Written by Matt Fraction
Art by Gabriel Ba
20 pages, two-color
Published by Image Comics
So many books being published right now seem to be taking the wrong tactic to hook readers. The current trend seems to be “decompressed” storytelling, giving yourself additional space to slowly let everything unfold. The problem is that if you aren’t really good at this technique, it backfires and gives the reader an impression of nothing happening. I think what initially grabbed me about Casanova is that this book seemed to almost be flipping decompression the proverbial bird, reminding people that there’s another tactic waiting to be taken. Just how much can you pack into a single comic?
Casanova Quinn was once an agent of E.M.P.I.R.E., going on missions dictated by its director: his father, Cornelius Quinn. Living in the shadow of his father as well as E.M.P.I.R.E.’s star agent—his twin sister Zephyr Quinn—seemed to be a way to send Casanova to an early grave, or at least a mental breakdown. Then an opportunity presented itself that let Casanova start over, in more ways than one. Now he’s the superstar secret agent that he never could have been. And all he has to do is betray E.M.P.I.R.E. to their greatest enemy.
While regular issues of Casanova contain 16 pages of story and art, the series opened with an extra-sized 28-page extravaganza and honestly, more happens there than in some entire 200-page volumes of comics. Matt Fraction seems determined to give the reader whiplash, piling on ideas and events almost faster than you can take it in. I say almost, though, because Fraction’s clearly making sure that the reader can still keep up. Every time the reader is threatened with being overwhelmed, the story pauses briefly, letting everyone once more gain a sense of where they are and what’s going on before continuing. Maybe even more important is that there’s a real sense of style in Casanova. The titular character’s narration is a nice mix of sarcastic and incredulous, bringing you along the journey with him at all times. Likewise, the little “asides” from different characters along the way to give the reader additional information could’ve come across badly, but here they’re fun and appear only often enough that they never get annoying.
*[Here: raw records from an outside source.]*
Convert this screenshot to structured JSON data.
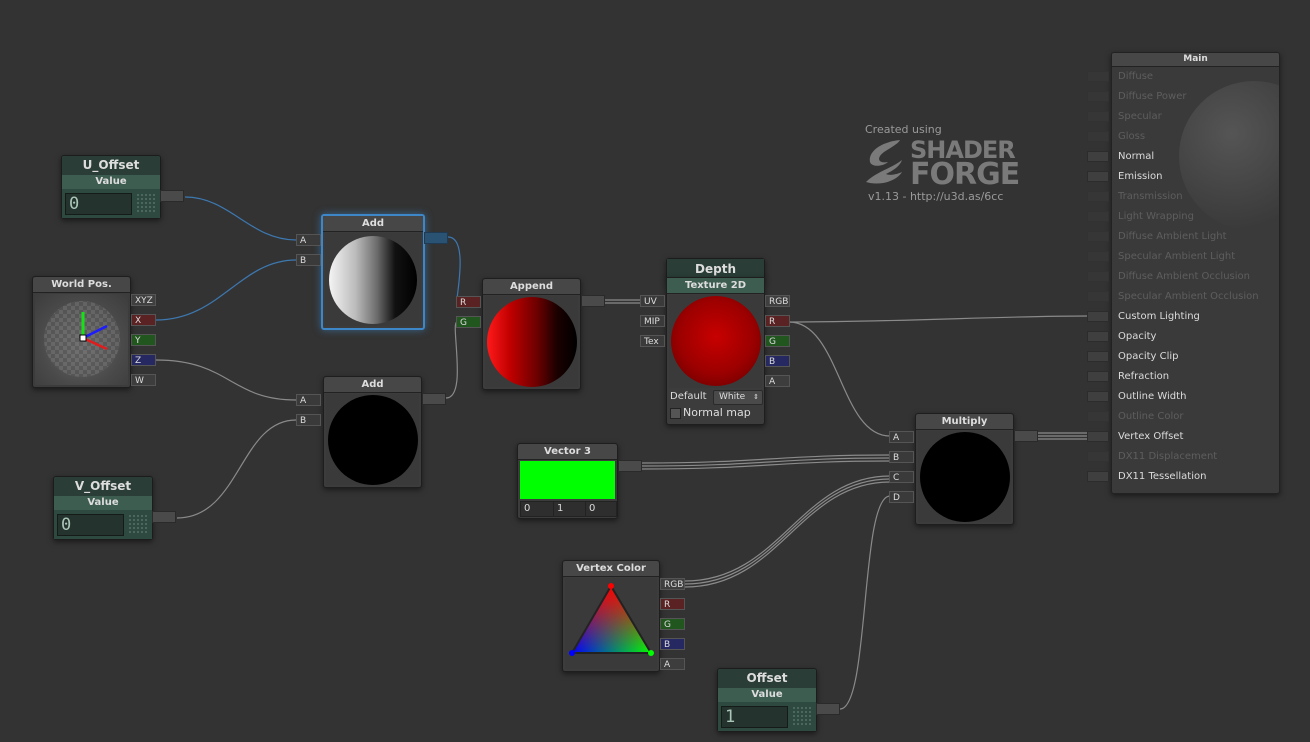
{
  "watermark": {
    "created_using": "Created using",
    "logo_line1": "SHADER",
    "logo_line2": "FORGE",
    "version": "v1.13 - http://u3d.as/6cc"
  },
  "nodes": {
    "u_offset": {
      "name": "U_Offset",
      "subtitle": "Value",
      "value": "0"
    },
    "v_offset": {
      "name": "V_Offset",
      "subtitle": "Value",
      "value": "0"
    },
    "offset": {
      "name": "Offset",
      "subtitle": "Value",
      "value": "1"
    },
    "world_pos": {
      "title": "World Pos.",
      "outputs": [
        "XYZ",
        "X",
        "Y",
        "Z",
        "W"
      ]
    },
    "add1": {
      "title": "Add",
      "inputs": [
        "A",
        "B"
      ]
    },
    "add2": {
      "title": "Add",
      "inputs": [
        "A",
        "B"
      ]
    },
    "append": {
      "title": "Append",
      "inputs": [
        "R",
        "G"
      ]
    },
    "depth": {
      "name": "Depth",
      "title": "Texture 2D",
      "inputs": [
        "UV",
        "MIP",
        "Tex"
      ],
      "outputs": [
        "RGB",
        "R",
        "G",
        "B",
        "A"
      ],
      "default_label": "Default",
      "default_value": "White",
      "normal_map_label": "Normal map"
    },
    "vector3": {
      "title": "Vector 3",
      "values": [
        "0",
        "1",
        "0"
      ],
      "color": "#00ff00"
    },
    "vertex_color": {
      "title": "Vertex Color",
      "outputs": [
        "RGB",
        "R",
        "G",
        "B",
        "A"
      ]
    },
    "multiply": {
      "title": "Multiply",
      "inputs": [
        "A",
        "B",
        "C",
        "D"
      ]
    }
  },
  "main": {
    "title": "Main",
    "inputs": [
      {
        "label": "Diffuse",
        "connected": false
      },
      {
        "label": "Diffuse Power",
        "connected": false
      },
      {
        "label": "Specular",
        "connected": false
      },
      {
        "label": "Gloss",
        "connected": false
      },
      {
        "label": "Normal",
        "connected": true
      },
      {
        "label": "Emission",
        "connected": true
      },
      {
        "label": "Transmission",
        "connected": false
      },
      {
        "label": "Light Wrapping",
        "connected": false
      },
      {
        "label": "Diffuse Ambient Light",
        "connected": false
      },
      {
        "label": "Specular Ambient Light",
        "connected": false
      },
      {
        "label": "Diffuse Ambient Occlusion",
        "connected": false
      },
      {
        "label": "Specular Ambient Occlusion",
        "connected": false
      },
      {
        "label": "Custom Lighting",
        "connected": true
      },
      {
        "label": "Opacity",
        "connected": true
      },
      {
        "label": "Opacity Clip",
        "connected": true
      },
      {
        "label": "Refraction",
        "connected": true
      },
      {
        "label": "Outline Width",
        "connected": true
      },
      {
        "label": "Outline Color",
        "connected": false
      },
      {
        "label": "Vertex Offset",
        "connected": true
      },
      {
        "label": "DX11 Displacement",
        "connected": false
      },
      {
        "label": "DX11 Tessellation",
        "connected": true
      }
    ]
  },
  "colors": {
    "canvas": "#333333",
    "wire": "#8a8a8a",
    "selected_wire": "#3d87c8",
    "property_node": "#2e4a40",
    "selection": "#3d87c8"
  }
}
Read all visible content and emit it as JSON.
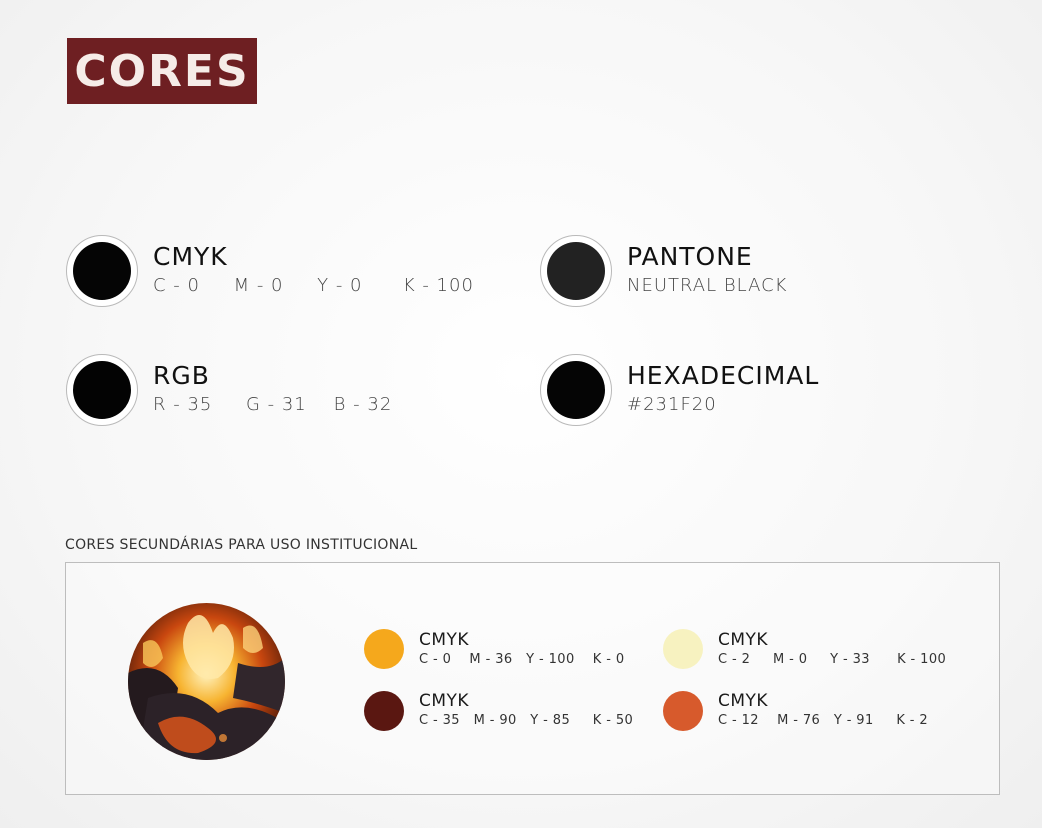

None the less, I’m really not kidding when it comes to how much is packed in here. Casanova’s first two adventures are full of the proverbial twists and turns, keeping the reader guessing and jumping as the story fully unfolds. There’s a lot going on here, from crazy mad science to spy theatrics, all working in unison. It’s every young boy’s dream, a combination of swashbuckling bravado and leaping across timelines and fighting an army of androids. It’s goofy macho fun, with just the right touches of emotion to ground the book with just a bit of reality. As great as all of the big events and ideas in the book are, Fraction knows when to put them all aside for a minute. When Casanova attends a funeral in the first issue, for instance, there’s a wonderfully effective scene where he’s surrounded by blank word balloons, his emotional state being portrayed perfectly in both writing and art in the book. And then, once the moment is over… the book hits the ground running all over again.
Gabriel Ba’s art is well suited for Casanova, which is important because Fraction’s scripts put a lot of demand on the art. In a book where the average number of panels on a page is seven but can go as high as thirteen, there’s a lot of storytelling to do in a very restricted space. He’s got a good idea as to how much or little should be put in the panel to keep things from getting overwhelming, and the action moves easily from one shot to the next thanks to a good understanding of body language. People move and look like real people, with just the right head tilt or posture to bring everything across. Ba also uses the green color well to his advantage, letting it provide a lot of texture and shading that a strict black-and-white book couldn’t.
I’m really happy with Ba’s figurework in Casanova. There are scenes in the second issue where we see a lot of flesh on display (first Zephyr in a skimpy outfit, then Casanova and the bad guy having to fight while naked) and Ba makes them both attractive and realistic. We’re talking about reasonable sized body parts, and with muscle and flesh and fat on display—and these are all clearly fit characters. It’s a pleasant change of pace from what is so often served up in comics. Add in some fun fashions for when everyone is fully clothed (or partially, in the case of Zephyr’s outfit in issue two) and these are some sharp visuals for the reader to enjoy.
We’re only two issues in and already the end of each issue has Casanova at a very different point or frame of mind than where he was at the beginning. With a low price point and page count but a high amount of things going on, Casanova is by every sense of the word a roaring success in presentation. This is the kind of serial comic that you can really sink your teeth into; a lot happens in each issue, but there’s something at the end of each installment that makes you want to find out what happens next. Add in beautifully iconic covers from Ba to wrap up the entire package and it’s a winner. Definitely check this book out.